Justice Morgan’s interpretation of that direction as meeting the requirements of s. 29.1 represents a liberal and flexible interpretation of that provision. While Justice Morgan recognized the trend in the caselaw towards dismissing for delay when the criteria were not strictly met, he expressly noted that he was prepared to be an outlier that took a more liberal approach that would not automatically see cases dismissed for delay:

[39]  I agree with my colleagues that the purpose of section 29.1 is to put an end to what seems to be chronic stagnation and to ensure that class actions keep moving along. I also agree with them that the wording of the section is strict and applied with that in mind; moreover, I am cognizant of the need for consistency in the way that the section is approached and the operation of what is called “horizontal stare decisis”: R. v. Sullivan2022 SCC 19, at para 6.

[40]  All of that being the case, I am prepared to be the fifth dentist on sugarless gum. I disagree with the previous judgments insofar as they can be seen to pronounce blanket statements covering all circumstances. My colleagues may have been entirely correct in resolving the cases before them; but in implementing any statutory provision, including section 29.1 of the CPA, context counts.

[41] Plaintiffs’ counsel pointed out in argument that a motion under section 29.1 is not brought before the court registrar to be applied mechanically as an administrative matter. Rather, the motion for dismissal is brought before a judge – in most cases, the case management judge – because it requires adjudication.

[42] The aim of the exercise in a section 29.1 motion is not to implement the section literally no matter what the context or to apply a form of ‘zero tolerance’ regime to the delay question. Like any adjudicative question, it is the court’s role to interpret the statute as befitting the specific context and to apply to the circumstances the purpose that the statute seeks to address: Re Rizzo & Rizzo Shoes Ltd.1998 CanLII 837 (SCC), [1998] 1 SCR 27, at para. 27. Adjudication of a delay question necessarily requires a careful consideration of the factual/procedural distinctiveness of the case at bar.

Justice Morgan’s decision is very much an outlier among cases decided under s. 29.1. Thus far, the approach taken by the courts under section 29.1 has been to combine a) a strictly construed dismissal for delay provision with b) the possibility, as noted in Bourque v Insight Productions, that such a dismissal would not preclude a new action being brought in relation to the same subject matter by a different representative plaintiff. That construction of s. 29.1 ensures that any particular action must be moved forward by class counsel in an efficient manner, while not prejudicing the class by barring them from the courtroom entirely if one particular case happens to be thrown out. Justice Morgan’s decision, by contrast, suggests a more permissive approach for dismissal for delay that would broadly construe the term “timetable” in s 29.1(c) such that the action will not be dismissed for delay as long as there is some court approved movement in the case, even in the absence of a formal timetable to move the action forward.

While the impetus behind Justice Morgan’s decision in any individual case is understandable, there is significant merit in a more strict application of s. 29.1. There is a long history of a subset of class proceedings lingering for years without being advanced.
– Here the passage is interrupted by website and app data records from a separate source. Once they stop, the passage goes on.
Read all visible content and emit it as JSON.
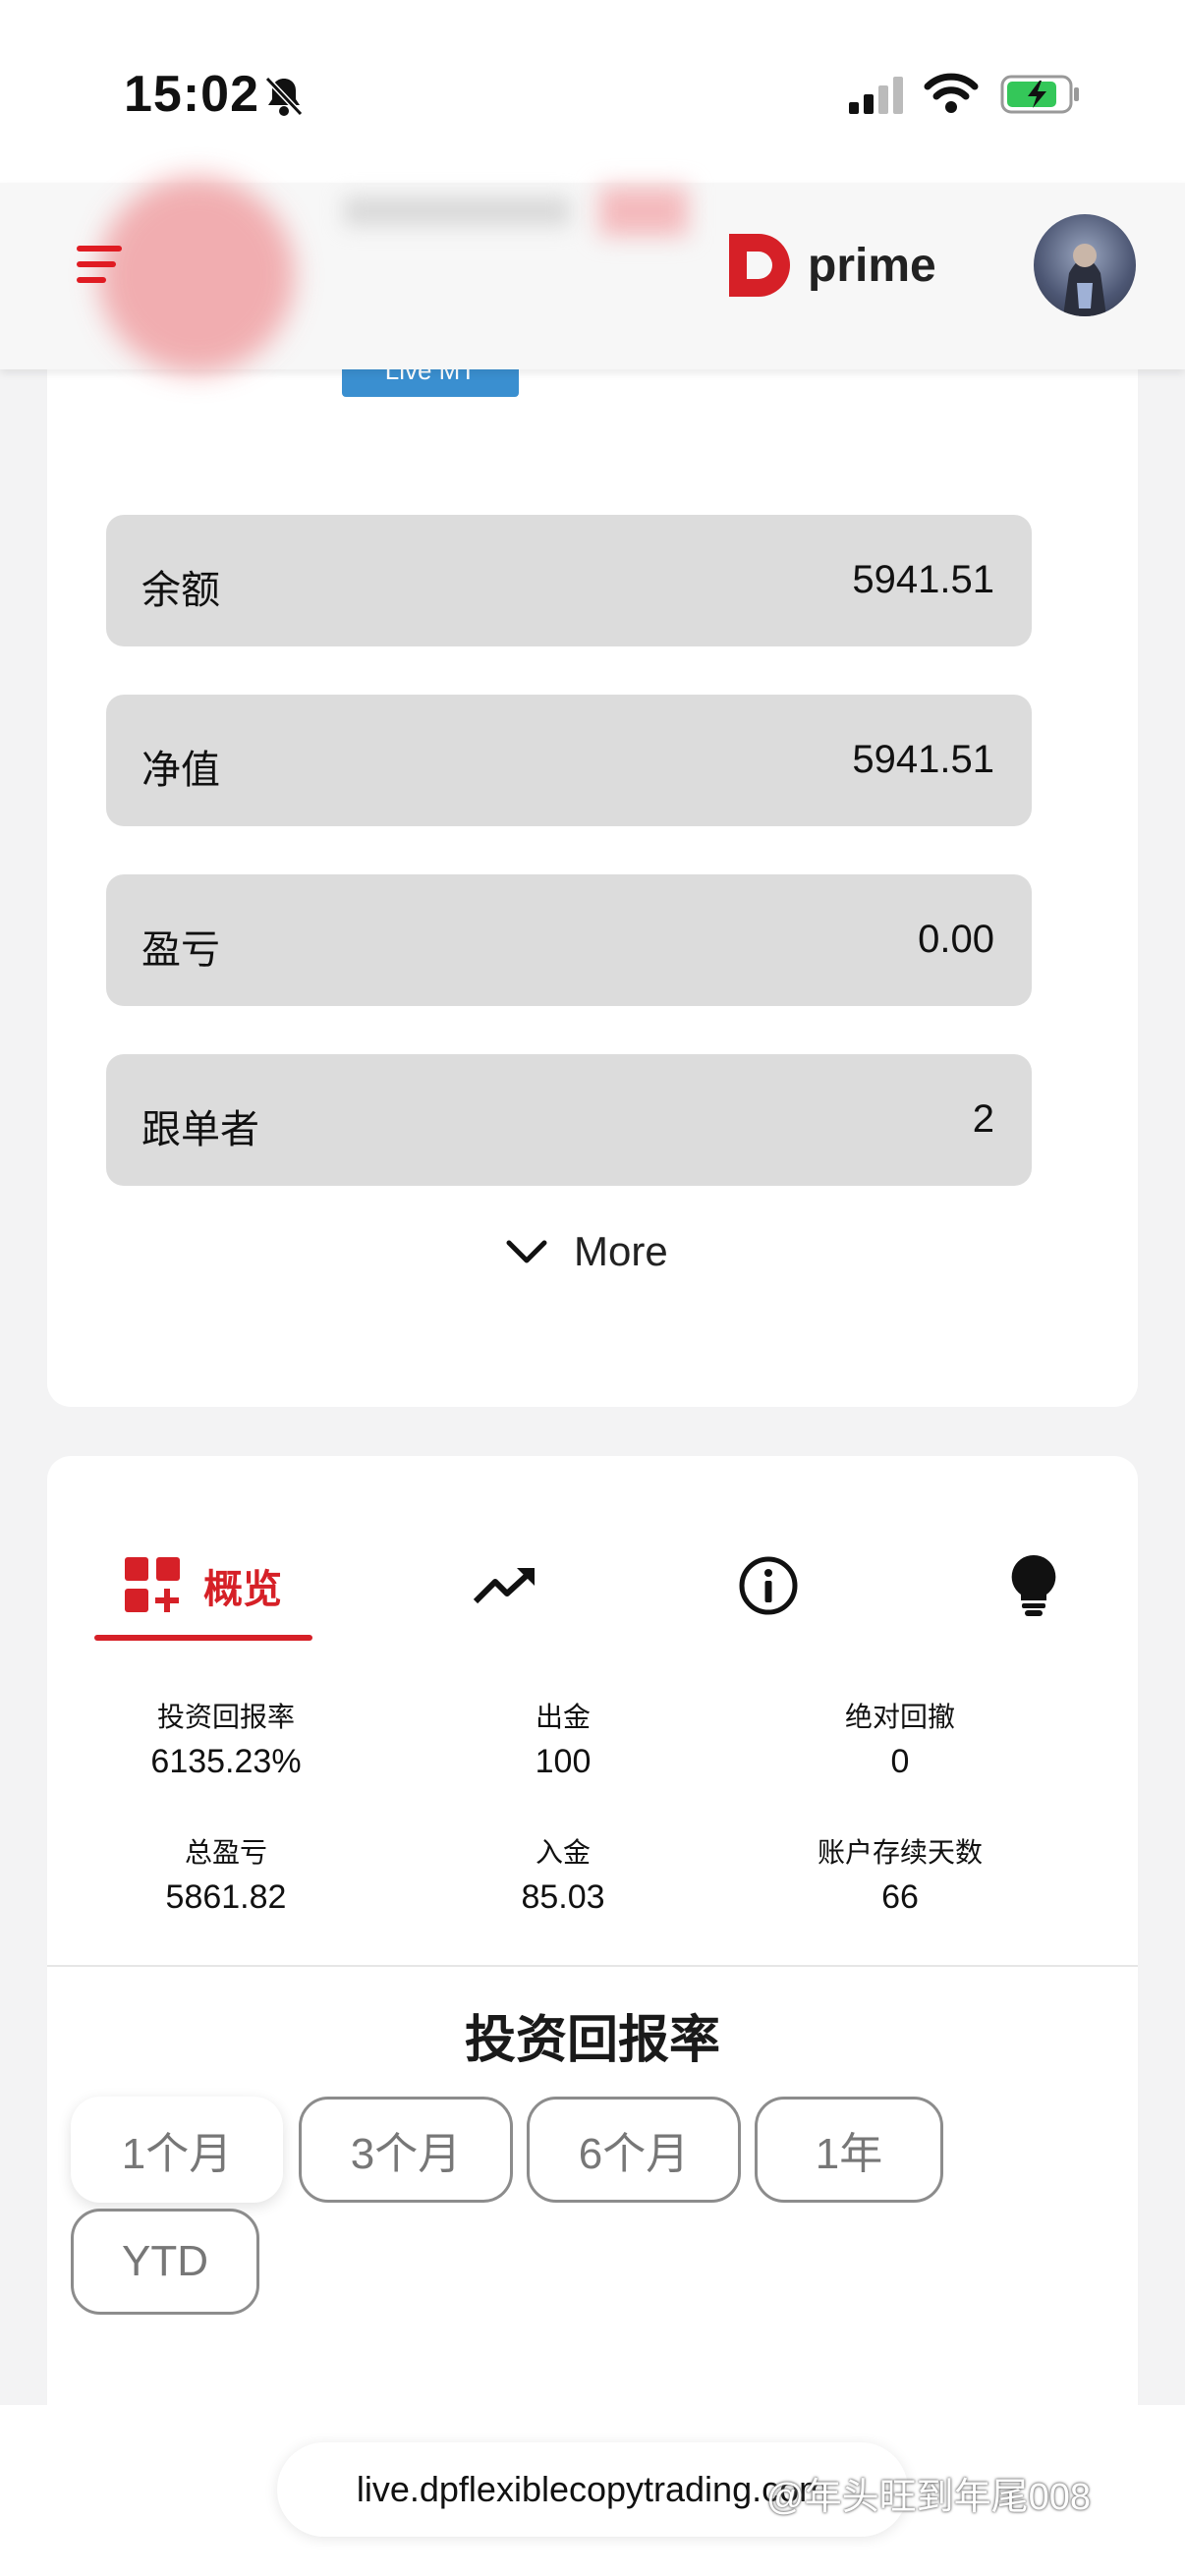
{
  "status_bar": {
    "time": "15:02"
  },
  "header": {
    "logo_text": "prime"
  },
  "profile": {
    "tag": "Live MT"
  },
  "stats": [
    {
      "label": "余额",
      "value": "5941.51"
    },
    {
      "label": "净值",
      "value": "5941.51"
    },
    {
      "label": "盈亏",
      "value": "0.00"
    },
    {
      "label": "跟单者",
      "value": "2"
    }
  ],
  "more_label": "More",
  "tabs": {
    "overview_label": "概览",
    "icons": [
      "overview-grid-icon",
      "trend-up-icon",
      "info-icon",
      "lightbulb-icon"
    ]
  },
  "metrics": [
    {
      "label": "投资回报率",
      "value": "6135.23%"
    },
    {
      "label": "出金",
      "value": "100"
    },
    {
      "label": "绝对回撤",
      "value": "0"
    },
    {
      "label": "总盈亏",
      "value": "5861.82"
    },
    {
      "label": "入金",
      "value": "85.03"
    },
    {
      "label": "账户存续天数",
      "value": "66"
    }
  ],
  "chart_section": {
    "title": "投资回报率",
    "periods": [
      "1个月",
      "3个月",
      "6个月",
      "1年",
      "YTD"
    ],
    "selected_period": "1个月"
  },
  "browser": {
    "url": "live.dpflexiblecopytrading.com"
  },
  "watermark": "@年头旺到年尾008",
  "colors": {
    "brand_red": "#d62027",
    "row_gray": "#dcdcdc",
    "tag_blue": "#3a8fd0"
  }
}
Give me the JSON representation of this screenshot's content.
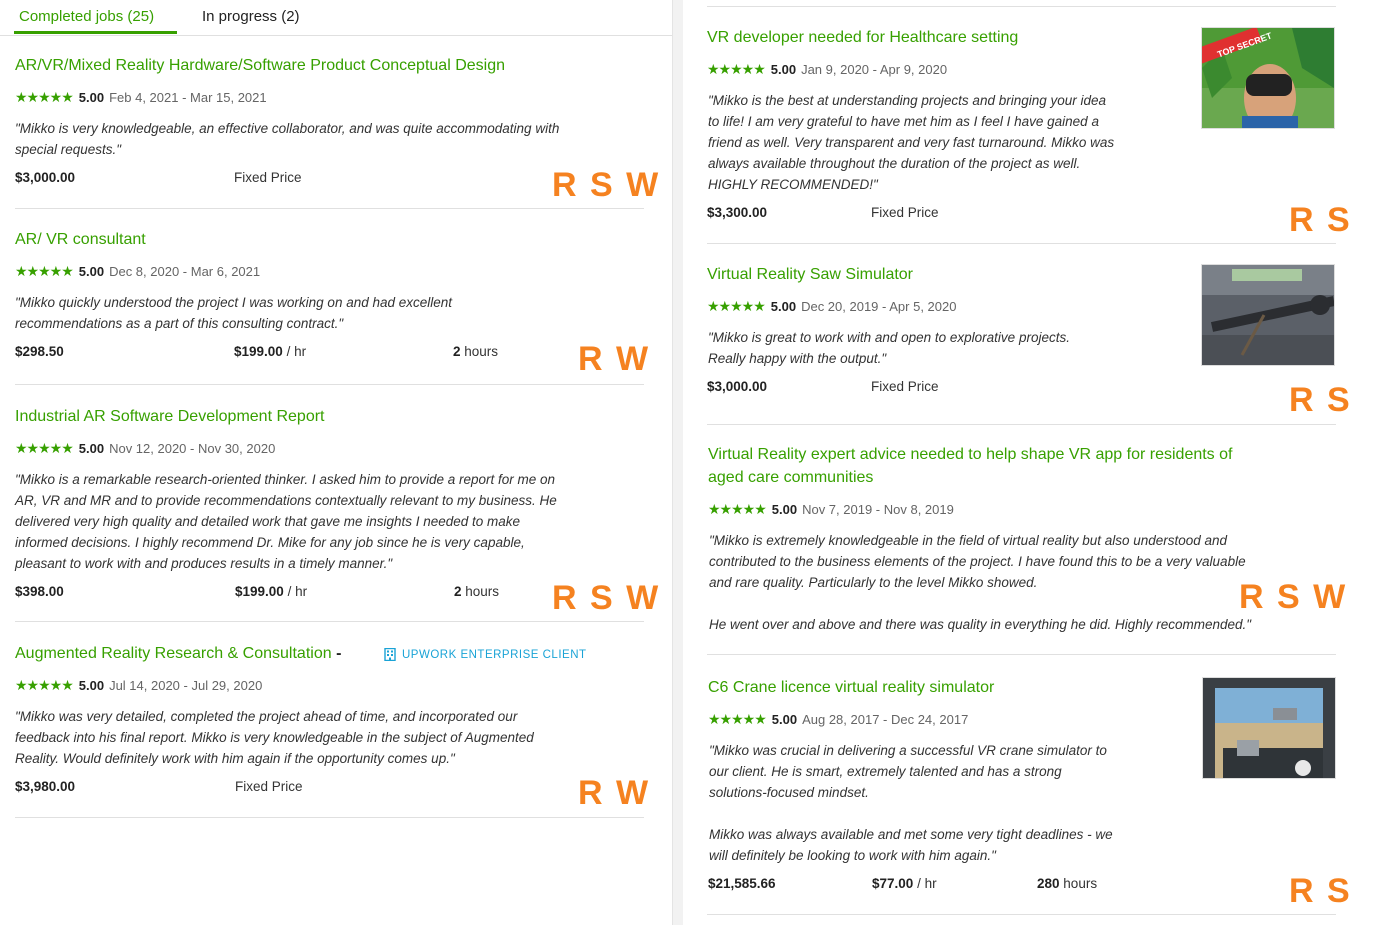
{
  "tabs": {
    "completed": "Completed jobs (25)",
    "in_progress": "In progress (2)"
  },
  "colors": {
    "accent": "#37a000",
    "tag": "#f58220",
    "enterprise": "#1aa3d6"
  },
  "left_jobs": [
    {
      "title": "AR/VR/Mixed Reality Hardware/Software Product Conceptual Design",
      "stars": "★★★★★",
      "rating": "5.00",
      "dates": "Feb 4, 2021 - Mar 15, 2021",
      "quote_lines": [
        "\"Mikko is very knowledgeable, an effective collaborator, and was quite accommodating with",
        "special requests.\""
      ],
      "amount": "$3,000.00",
      "price_type": "Fixed Price",
      "tags": "R S W"
    },
    {
      "title": "AR/ VR consultant",
      "stars": "★★★★★",
      "rating": "5.00",
      "dates": "Dec 8, 2020 - Mar 6, 2021",
      "quote_lines": [
        "\"Mikko quickly understood the project I was working on and had excellent",
        "recommendations as a part of this consulting contract.\""
      ],
      "amount": "$298.50",
      "rate": "$199.00",
      "rate_unit": "/ hr",
      "hours": "2",
      "hours_unit": "hours",
      "tags": "R W"
    },
    {
      "title": "Industrial AR Software Development Report",
      "stars": "★★★★★",
      "rating": "5.00",
      "dates": "Nov 12, 2020 - Nov 30, 2020",
      "quote_lines": [
        "\"Mikko is a remarkable research-oriented thinker. I asked him to provide a report for me on",
        "AR, VR and MR and to provide recommendations contextually relevant to my business. He",
        "delivered very high quality and detailed work that gave me insights I needed to make",
        "informed decisions. I highly recommend Dr. Mike for any job since he is very capable,",
        "pleasant to work with and produces results in a timely manner.\""
      ],
      "amount": "$398.00",
      "rate": "$199.00",
      "rate_unit": "/ hr",
      "hours": "2",
      "hours_unit": "hours",
      "tags": "R S W"
    },
    {
      "title": "Augmented Reality Research & Consultation",
      "title_dash": "-",
      "enterprise_label": "UPWORK ENTERPRISE CLIENT",
      "enterprise_icon": "building-icon",
      "stars": "★★★★★",
      "rating": "5.00",
      "dates": "Jul 14, 2020 - Jul 29, 2020",
      "quote_lines": [
        "\"Mikko was very detailed, completed the project ahead of time, and incorporated our",
        "feedback into his final report. Mikko is very knowledgeable in the subject of Augmented",
        "Reality. Would definitely work with him again if the opportunity comes up.\""
      ],
      "amount": "$3,980.00",
      "price_type": "Fixed Price",
      "tags": "R W"
    }
  ],
  "right_jobs": [
    {
      "title": "VR developer needed for Healthcare setting",
      "stars": "★★★★★",
      "rating": "5.00",
      "dates": "Jan 9, 2020 - Apr 9, 2020",
      "quote_lines": [
        "\"Mikko is the best at understanding projects and bringing your idea",
        "to life! I am very grateful to have met him as I feel I have gained a",
        "friend as well. Very transparent and very fast turnaround. Mikko was",
        "always available throughout the duration of the project as well.",
        "HIGHLY RECOMMENDED!\""
      ],
      "amount": "$3,300.00",
      "price_type": "Fixed Price",
      "tags": "R S",
      "thumb_label": "TOP SECRET"
    },
    {
      "title": "Virtual Reality Saw Simulator",
      "stars": "★★★★★",
      "rating": "5.00",
      "dates": "Dec 20, 2019 - Apr 5, 2020",
      "quote_lines": [
        "\"Mikko is great to work with and open to explorative projects.",
        "Really happy with the output.\""
      ],
      "amount": "$3,000.00",
      "price_type": "Fixed Price",
      "tags": "R S"
    },
    {
      "title_lines": [
        "Virtual Reality expert advice needed to help shape VR app for residents of",
        "aged care communities"
      ],
      "stars": "★★★★★",
      "rating": "5.00",
      "dates": "Nov 7, 2019 - Nov 8, 2019",
      "quote_lines": [
        "\"Mikko is extremely knowledgeable in the field of virtual reality but also understood and",
        "contributed to the business elements of the project. I have found this to be a very valuable",
        "and rare quality. Particularly to the level Mikko showed."
      ],
      "quote_tail": "He went over and above and there was quality in everything he did. Highly recommended.\"",
      "tags": "R S W"
    },
    {
      "title": "C6 Crane licence virtual reality simulator",
      "stars": "★★★★★",
      "rating": "5.00",
      "dates": "Aug 28, 2017 - Dec 24, 2017",
      "quote_lines": [
        "\"Mikko was crucial in delivering a successful VR crane simulator to",
        "our client. He is smart, extremely talented and has a strong",
        "solutions-focused mindset."
      ],
      "quote_tail_lines": [
        "Mikko was always available and met some very tight deadlines - we",
        "will definitely be looking to work with him again.\""
      ],
      "amount": "$21,585.66",
      "rate": "$77.00",
      "rate_unit": "/ hr",
      "hours": "280",
      "hours_unit": "hours",
      "tags": "R S"
    }
  ]
}
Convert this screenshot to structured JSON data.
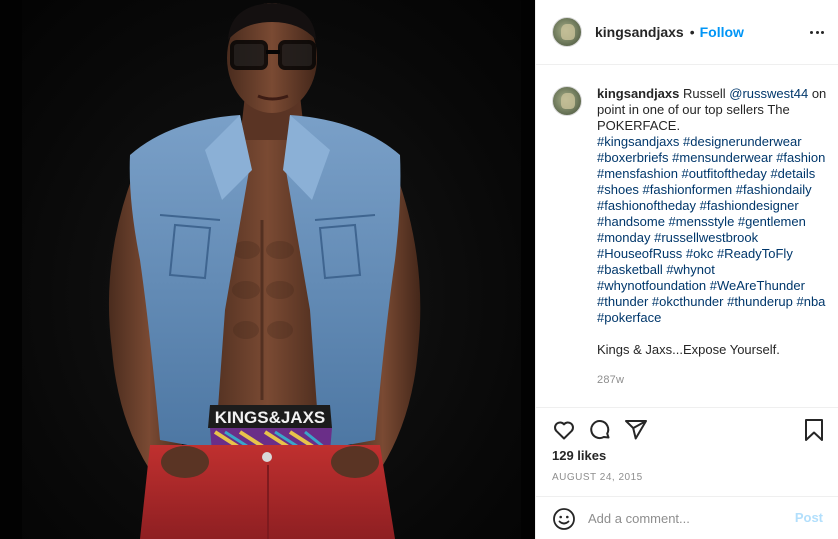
{
  "post": {
    "photo_alt": "",
    "username": "kingsandjaxs",
    "dot": "•",
    "follow_label": "Follow",
    "more_icon": "more-horizontal-icon"
  },
  "caption": {
    "username": "kingsandjaxs",
    "intro": "Russell",
    "mention": "@russwest44",
    "after_mention": "on point in one of our top sellers The POKERFACE.",
    "hashtags": "#kingsandjaxs #designerunderwear #boxerbriefs #mensunderwear #fashion #mensfashion #outfitoftheday #details #shoes #fashionformen #fashiondaily #fashionoftheday #fashiondesigner #handsome #mensstyle #gentlemen #monday #russellwestbrook #HouseofRuss #okc #ReadyToFly #basketball #whynot #whynotfoundation #WeAreThunder #thunder #okcthunder #thunderup #nba #pokerface",
    "tagline": "Kings & Jaxs...Expose Yourself.",
    "time_ago": "287w"
  },
  "actions": {
    "likes": "129 likes",
    "date": "August 24, 2015",
    "comment_placeholder": "Add a comment...",
    "post_label": "Post",
    "icons": [
      "heart-icon",
      "comment-icon",
      "share-icon",
      "bookmark-icon",
      "emoji-icon"
    ]
  },
  "image_text": {
    "waistband": "KINGS&JAXS"
  },
  "colors": {
    "link": "#00376b",
    "follow": "#0095f6",
    "post_disabled": "#b2dffc",
    "vest": "#5d86b3",
    "pants": "#b3282d"
  }
}
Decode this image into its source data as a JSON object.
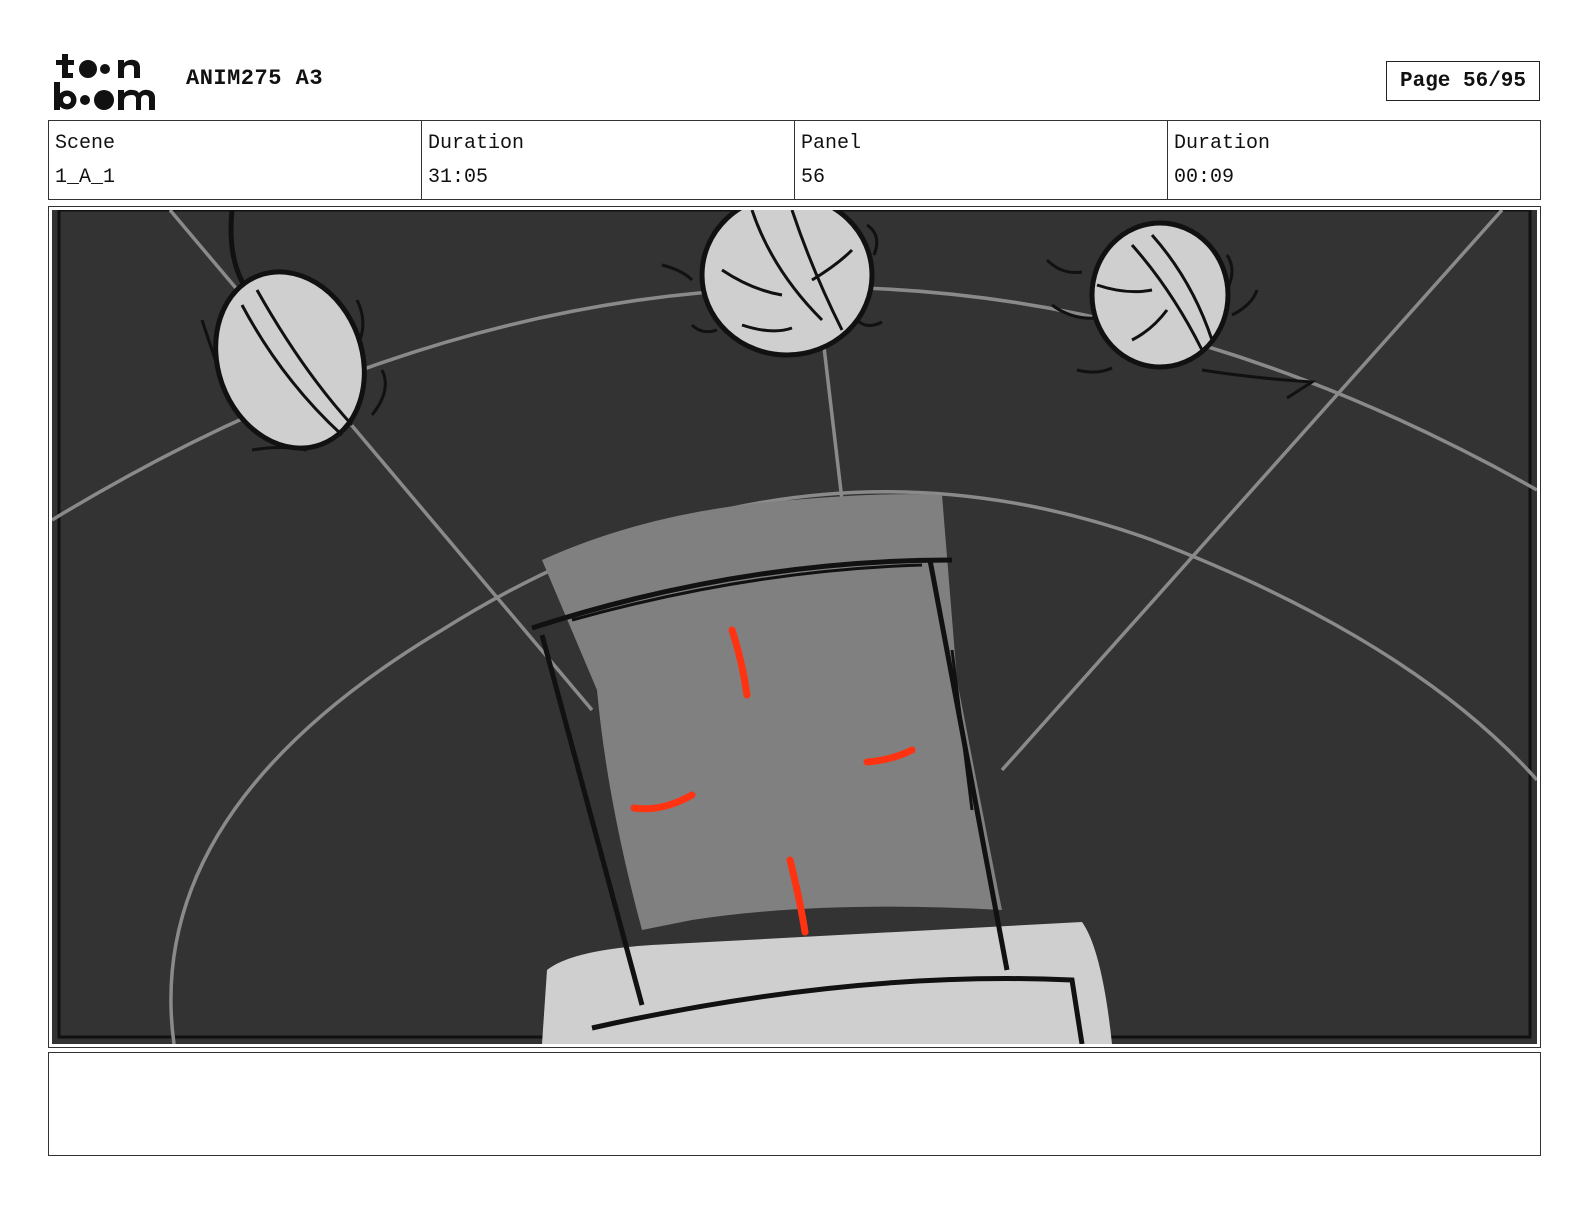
{
  "header": {
    "logo_name": "toon-boom-logo",
    "project_title": "ANIM275 A3",
    "page_label": "Page 56/95"
  },
  "info": {
    "scene_label": "Scene",
    "scene_value": "1_A_1",
    "scene_duration_label": "Duration",
    "scene_duration_value": "31:05",
    "panel_label": "Panel",
    "panel_value": "56",
    "panel_duration_label": "Duration",
    "panel_duration_value": "00:09"
  },
  "panel": {
    "background_color": "#333333",
    "accent_color": "#ff3311"
  },
  "notes": {
    "text": ""
  }
}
Section 29.1 was introduced in order to provide clear direction to plaintiffs’ counsel as to what they need to do to advance those actions. Indeed, it is not particularly onerous to comply with the strict language of s. 29.1: either deliver certification materials or have a clear and specific timetable for steps to advance the action in place as of the date on which the case would otherwise be dismissed. By stretching the language of the term “timetable”, the Court’s decision risks undermining the salutary effects of s. 29.1 in keeping actions moving forward. Whether the decision in this case will be followed remains to be seen.